### WHAT YOU NEED TO DO:
Your answer should consist of every line in the records that holds "Milano".
(DATA SUPPLIED begins)
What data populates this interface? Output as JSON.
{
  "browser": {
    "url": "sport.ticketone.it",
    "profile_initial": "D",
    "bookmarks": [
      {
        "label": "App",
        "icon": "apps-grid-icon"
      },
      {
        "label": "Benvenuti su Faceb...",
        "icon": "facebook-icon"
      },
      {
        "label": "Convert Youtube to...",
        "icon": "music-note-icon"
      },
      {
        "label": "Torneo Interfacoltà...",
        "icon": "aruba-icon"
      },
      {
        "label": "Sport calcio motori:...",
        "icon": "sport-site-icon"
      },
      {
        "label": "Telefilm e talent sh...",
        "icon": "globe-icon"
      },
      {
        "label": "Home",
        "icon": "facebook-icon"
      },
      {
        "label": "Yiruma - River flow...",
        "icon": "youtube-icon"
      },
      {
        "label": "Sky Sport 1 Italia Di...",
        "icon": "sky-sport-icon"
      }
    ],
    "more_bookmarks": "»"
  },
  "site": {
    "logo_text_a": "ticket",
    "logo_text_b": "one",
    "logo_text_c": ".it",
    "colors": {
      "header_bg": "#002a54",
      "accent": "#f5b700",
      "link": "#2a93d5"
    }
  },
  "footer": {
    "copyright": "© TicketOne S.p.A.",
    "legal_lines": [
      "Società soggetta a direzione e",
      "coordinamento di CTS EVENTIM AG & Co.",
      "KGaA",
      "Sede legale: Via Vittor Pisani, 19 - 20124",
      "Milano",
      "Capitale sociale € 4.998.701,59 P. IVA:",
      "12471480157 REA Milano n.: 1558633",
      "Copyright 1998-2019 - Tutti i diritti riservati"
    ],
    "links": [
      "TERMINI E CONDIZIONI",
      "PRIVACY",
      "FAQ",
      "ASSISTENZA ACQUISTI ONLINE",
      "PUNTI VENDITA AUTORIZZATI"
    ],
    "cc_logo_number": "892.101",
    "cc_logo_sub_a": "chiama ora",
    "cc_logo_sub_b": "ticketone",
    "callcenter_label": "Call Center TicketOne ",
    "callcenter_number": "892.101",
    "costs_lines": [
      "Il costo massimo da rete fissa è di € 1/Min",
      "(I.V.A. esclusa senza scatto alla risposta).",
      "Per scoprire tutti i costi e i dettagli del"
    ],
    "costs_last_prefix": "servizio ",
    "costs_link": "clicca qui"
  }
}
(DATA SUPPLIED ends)
### SOLVED EXERCISE:
      "Milano",
      "12471480157 REA Milano n.: 1558633",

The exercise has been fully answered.